something that is from a past time, place, culture, etc.
Examples of relic in a sentence:
1. a crude stone ax and other relics of the Neanderthals
2. in my grandparents’ attic are many “groovy” relics from the 1960s
Tuesday, May 24, 2016 6:25 am
Thousand Oaks, California
Would you touch up the Mona Lisa? Refinish B.B.King’s classic guitar, “Lucille”? Or rebuild the Great Wall of China?
No. You would not.
And neither would I.
Even though The Mona Lisa, B.B.’s Lucille and The Great Wall are all old, we wouldn’t, not one of us,change a single thing about the way they look. In fact, the more ancient The Great Wall becomes, the more we value and admire its ability to endure and withstand the tests of time.
B.B. King’s guitar is…well, B.B. King’s legendary Lucille. ‘Nuff said.
And The Mona Lisa only seems to become more beautiful over time, ageless in her beatific, luminous beauty.
Relics are like that. As they age in years, their value grows.
Think fine wines, classic cars, antique furniture, heirloom jewels and vintage clothing. Even the humble postage stamp. Think museums. The fact that they’re relics is the very thing that we value, the thing that makes them so exceptional.
This is a little phenomenon I like to call The Theory of Relictivity.
And why it does not apply to you and me, to human beings, I do not understand.
And frankly, that dog just does not hunt.
At 52, I am just beginning to become aware of The Theory of Relictivity and I’ll tell you something right now, I’m not playing.

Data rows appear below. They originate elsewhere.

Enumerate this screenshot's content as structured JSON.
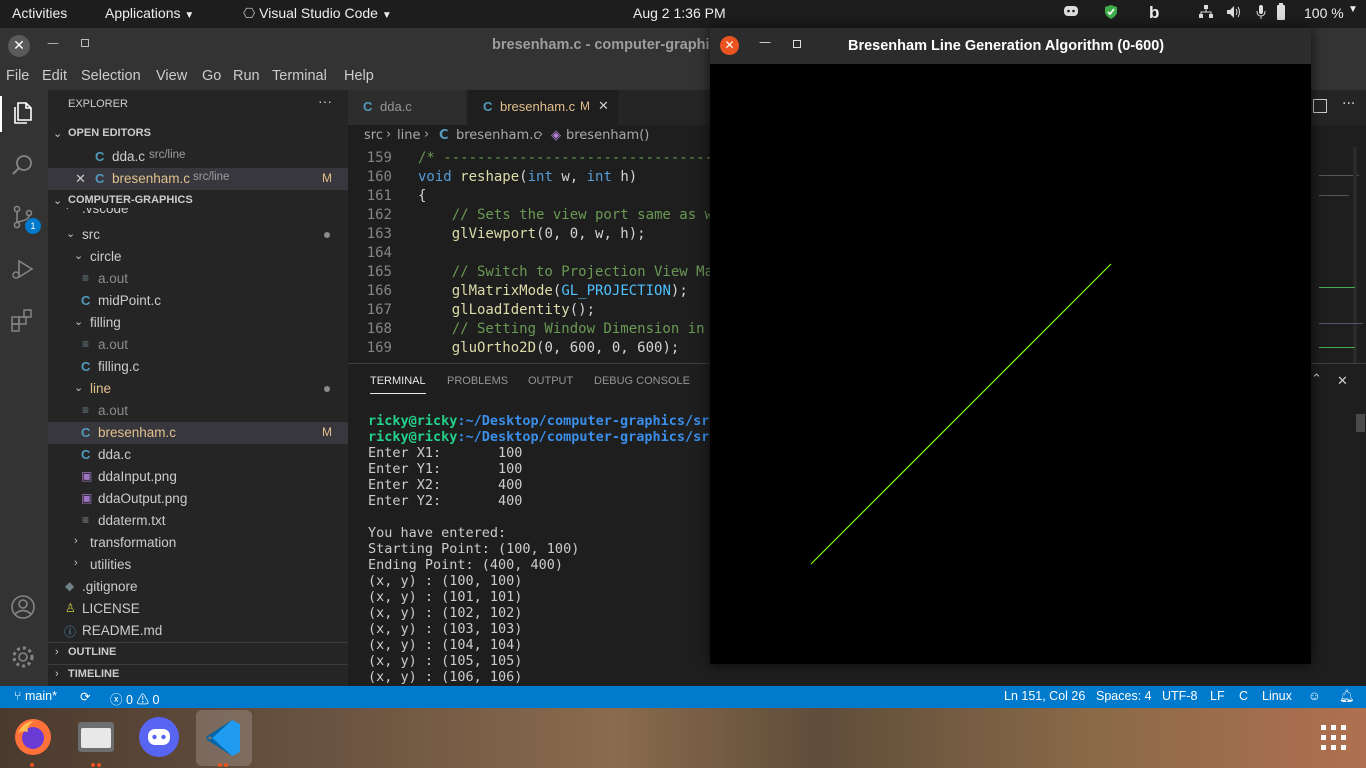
{
  "topbar": {
    "activities": "Activities",
    "applications": "Applications",
    "app_name": "Visual Studio Code",
    "clock": "Aug 2   1:36 PM",
    "battery": "100 %"
  },
  "vscode": {
    "title": "bresenham.c - computer-graphi",
    "menu": [
      "File",
      "Edit",
      "Selection",
      "View",
      "Go",
      "Run",
      "Terminal",
      "Help"
    ],
    "scm_badge": "1",
    "sidebar": {
      "title": "EXPLORER",
      "open_editors_label": "OPEN EDITORS",
      "open_editors": [
        {
          "name": "dda.c",
          "path": "src/line"
        },
        {
          "name": "bresenham.c",
          "path": "src/line",
          "status": "M"
        }
      ],
      "project_label": "COMPUTER-GRAPHICS",
      "tree": {
        "vscode": ".vscode",
        "src": "src",
        "circle": "circle",
        "circle_aout": "a.out",
        "midpoint": "midPoint.c",
        "filling": "filling",
        "filling_aout": "a.out",
        "filling_c": "filling.c",
        "line": "line",
        "line_aout": "a.out",
        "bresenham": "bresenham.c",
        "bresenham_status": "M",
        "dda": "dda.c",
        "ddainput": "ddaInput.png",
        "ddaoutput": "ddaOutput.png",
        "ddaterm": "ddaterm.txt",
        "transformation": "transformation",
        "utilities": "utilities",
        "gitignore": ".gitignore",
        "license": "LICENSE",
        "readme": "README.md"
      },
      "outline_label": "OUTLINE",
      "timeline_label": "TIMELINE"
    },
    "tabs": [
      {
        "label": "dda.c"
      },
      {
        "label": "bresenham.c",
        "status": "M"
      }
    ],
    "breadcrumb": {
      "seg1": "src",
      "seg2": "line",
      "seg3": "bresenham.c",
      "seg4": "bresenham()"
    },
    "editor": {
      "line_numbers": [
        "159",
        "160",
        "161",
        "162",
        "163",
        "164",
        "165",
        "166",
        "167",
        "168",
        "169"
      ],
      "lines": {
        "l159": "/* -----------------------------------------",
        "l160_kw1": "void",
        "l160_fn": "reshape",
        "l160_rest1": "(",
        "l160_kw2": "int",
        "l160_rest2": " w, ",
        "l160_kw3": "int",
        "l160_rest3": " h)",
        "l161": "{",
        "l162": "    // Sets the view port same as w",
        "l163_fn": "glViewport",
        "l163_rest": "(0, 0, w, h);",
        "l165": "    // Switch to Projection View Ma",
        "l166_fn": "glMatrixMode",
        "l166_open": "(",
        "l166_cn": "GL_PROJECTION",
        "l166_close": ");",
        "l167_fn": "glLoadIdentity",
        "l167_rest": "();",
        "l168": "    // Setting Window Dimension in ",
        "l169_fn": "gluOrtho2D",
        "l169_rest": "(0, 600, 0, 600);"
      }
    },
    "panel": {
      "tabs": [
        "TERMINAL",
        "PROBLEMS",
        "OUTPUT",
        "DEBUG CONSOLE"
      ],
      "prompt_user": "ricky@ricky",
      "prompt_path": ":~/Desktop/computer-graphics/src",
      "terminal_lines": [
        "Enter X1:       100",
        "Enter Y1:       100",
        "Enter X2:       400",
        "Enter Y2:       400",
        "",
        "You have entered:",
        "Starting Point: (100, 100)",
        "Ending Point: (400, 400)",
        "(x, y) : (100, 100)",
        "(x, y) : (101, 101)",
        "(x, y) : (102, 102)",
        "(x, y) : (103, 103)",
        "(x, y) : (104, 104)",
        "(x, y) : (105, 105)",
        "(x, y) : (106, 106)"
      ]
    },
    "statusbar": {
      "branch": "main*",
      "problems_errors": "0",
      "problems_warnings": "0",
      "cursor": "Ln 151, Col 26",
      "spaces": "Spaces: 4",
      "encoding": "UTF-8",
      "eol": "LF",
      "language": "C",
      "platform": "Linux"
    }
  },
  "glwindow": {
    "title": "Bresenham Line Generation Algorithm (0-600)",
    "line_color": "#7fff00",
    "line_from": [
      100,
      100
    ],
    "line_to": [
      400,
      400
    ],
    "ortho": [
      0,
      600,
      0,
      600
    ]
  },
  "colors": {
    "accent": "#007acc",
    "close_button": "#e95420"
  }
}
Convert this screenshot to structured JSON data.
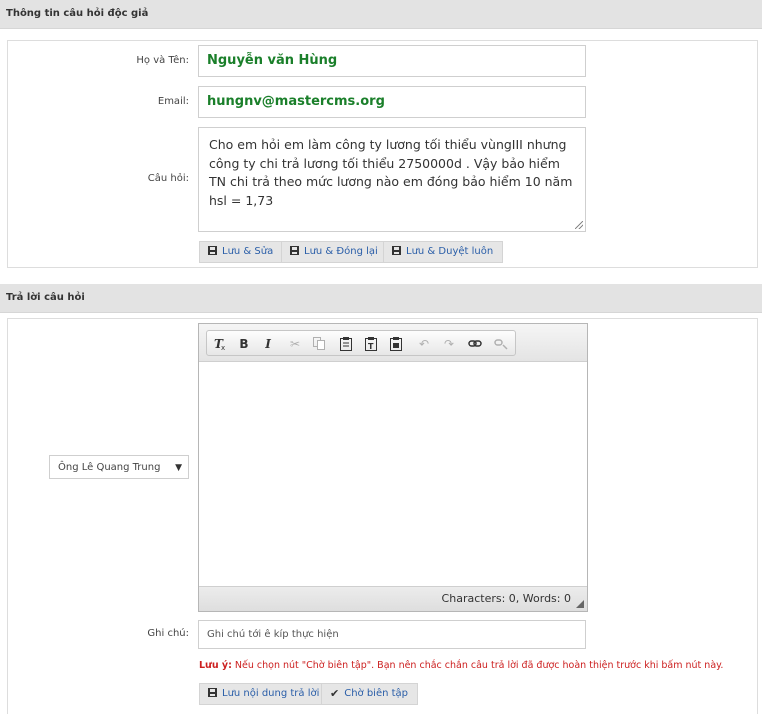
{
  "reader_section": {
    "title": "Thông tin câu hỏi độc giả",
    "name_label": "Họ và Tên:",
    "name_value": "Nguyễn văn Hùng",
    "email_label": "Email:",
    "email_value": "hungnv@mastercms.org",
    "question_label": "Câu hỏi:",
    "question_value": "Cho em hỏi em làm công ty lương tối thiểu vùngIII nhưng công ty chi trả lương tối thiểu 2750000d . Vậy bảo hiểm TN chi trả theo mức lương nào em đóng bảo hiểm 10 năm hsl = 1,73",
    "buttons": {
      "save_edit": "Lưu & Sửa",
      "save_close": "Lưu & Đóng lại",
      "save_approve": "Lưu & Duyệt luôn"
    }
  },
  "answer_section": {
    "title": "Trả lời câu hỏi",
    "expert_selected": "Ông Lê Quang Trung",
    "editor": {
      "toolbar_icons": [
        "remove-format-icon",
        "bold-icon",
        "italic-icon",
        "cut-icon",
        "copy-icon",
        "paste-icon",
        "paste-text-icon",
        "paste-word-icon",
        "undo-icon",
        "redo-icon",
        "link-icon",
        "unlink-icon"
      ],
      "word_count": "Characters: 0, Words: 0"
    },
    "note_label": "Ghi chú:",
    "note_placeholder": "Ghi chú tới ê kíp thực hiện",
    "warning_prefix": "Lưu ý:",
    "warning_text": " Nếu chọn nút \"Chờ biên tập\". Bạn nên chắc chắn câu trả lời đã được hoàn thiện trước khi bấm nút này.",
    "buttons": {
      "save_answer": "Lưu nội dung trả lời",
      "wait_edit": "Chờ biên tập"
    }
  },
  "colors": {
    "header_bg": "#e3e3e3",
    "input_text_green": "#1a7f2a",
    "button_text_blue": "#2a5ea8",
    "warning_red": "#cc1f1f"
  }
}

I was born in December of 1963, officially qualifying me as a “relic” according to Merriam Webster’s above definition. By some statistics, that places me onto the planet during the last month of the last year of an epic population explosion called the Baby Boom.
Being a Baby Baby Boomer started working for me in my early twenties as everyone, and I mean every fucking one, turned thirtysomething. After I graduated from college, my peer group was, for the most part, at least ten years older than I was, thereby making me the little sister to an entire generation. So I never really felt “old”.

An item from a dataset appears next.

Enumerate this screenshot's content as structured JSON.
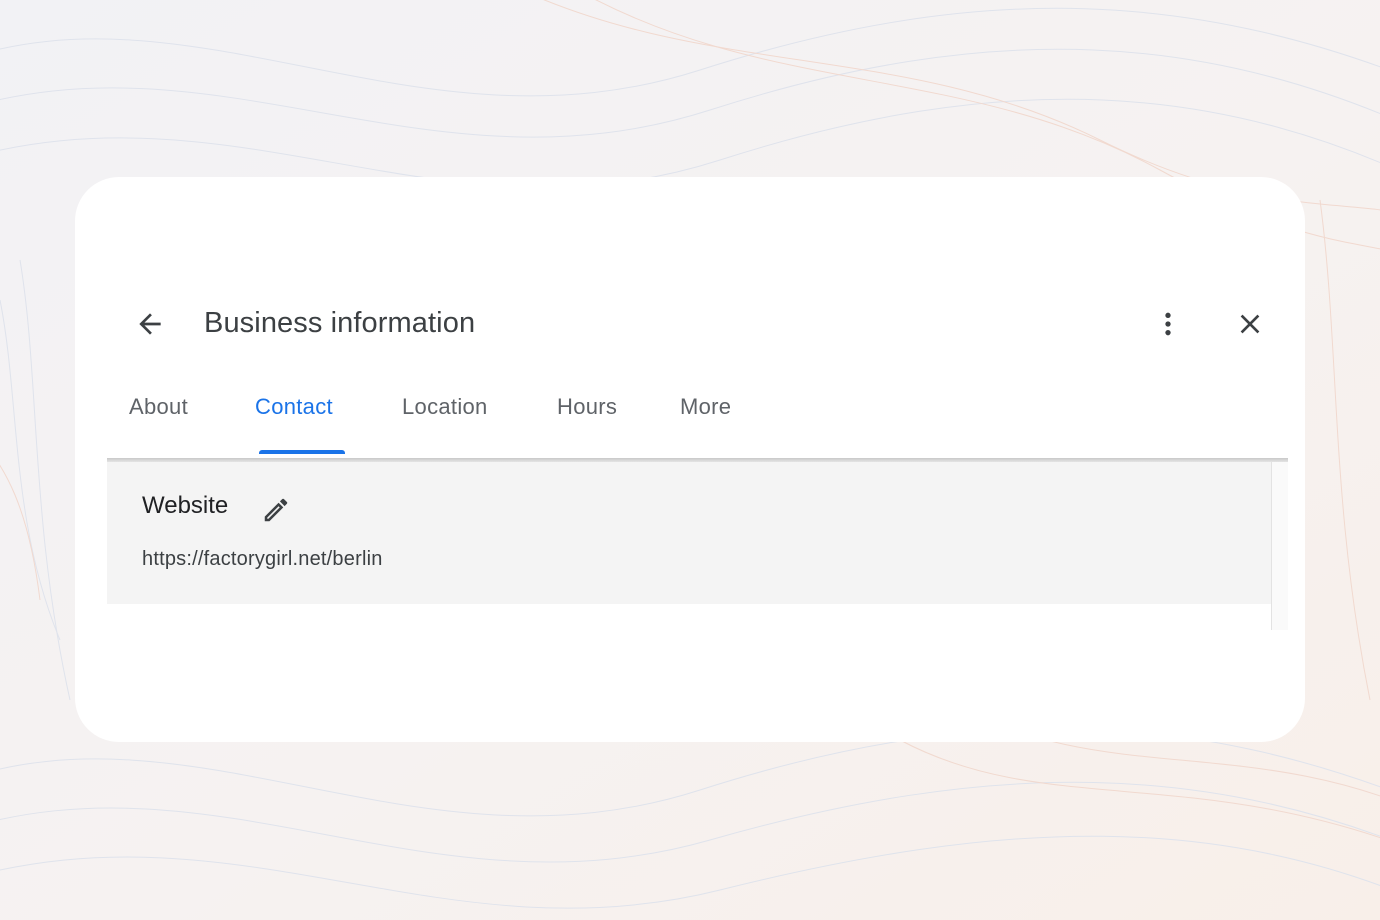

Until I did.
Until I hit fifty.
Fifty was The Great Equalizer.
Once I passed the 50 mark there was no more JV.
We were all Varsity now.
And for me, everything threw craps at once.
My long hair turned grey. There were laugh lines. (But nooooobody was laughing.)
One morning I woke up and I could not see a motherloving thing. First came the magnifying readers and then full-blown prescription glasses which were not a fashion statement, but , literally overnight, as necessary as toilet paper.
Then the kids grew up, moved out and into their lives. And I didn’t just go through a little “Boo Hoo My Children Are Gone” Empty Nest episode. Oh no. I went through some sort of extended play “Battlestar Gallactica Super Size Me Mid-Life-Crisis War of the Worlds High Seas Adventure California King Encyclopedia Brittanica Baconator Stretch Limo Triple Venti Espresso Jumbo Jet I’m Drinking What You’re Buying Poseidon Adventure Bat Shit Crazy Fries On The Side Three Scoop Banana Split Are We Fucking There Yet” Empty Nest Syndrome kind of thing that almost killed me.
By the time that smoke cleared, I weighed 98 pounds and had almost drank myself to death.
Just in time to go through menopause. Where my ass looked like bread dough rising, the only item of clothing that fit were my socks and I was all Seven Dwarves at once, all the time, everyday. For one year.
I’m much better now.
I really am.
Like…an aged wine or whiskey. Like The Great Wall of China or The Mona Lisa.
And I’ve got me some soul.
Like B.B. King.
Hence: My Theory of Relictivity. That the older I become, the more I seem to gather real value. And the less I want to change a thing.
Because age happens.
If you’re lucky. Considering the alternative.
So don’t fucking cry.
Choose something different.
Embrace your relictivity. It’s yours, whether you do or not, just by the mere fact that you made it this far. Surviving is always a celebratable thing.
Wanna thrive? You gotta just…love the shit out of it.
My daughter La Belle, who is 25, calls this living your best life.
I didn’t teach her that.
She taught me.
I’m choosing the way of La Lucille, the way of The Great Wall of China and The Mona Lisa. The way of fine wines and gleaming antiques. I’m choosing The Theory of Relictivity in this life have to make.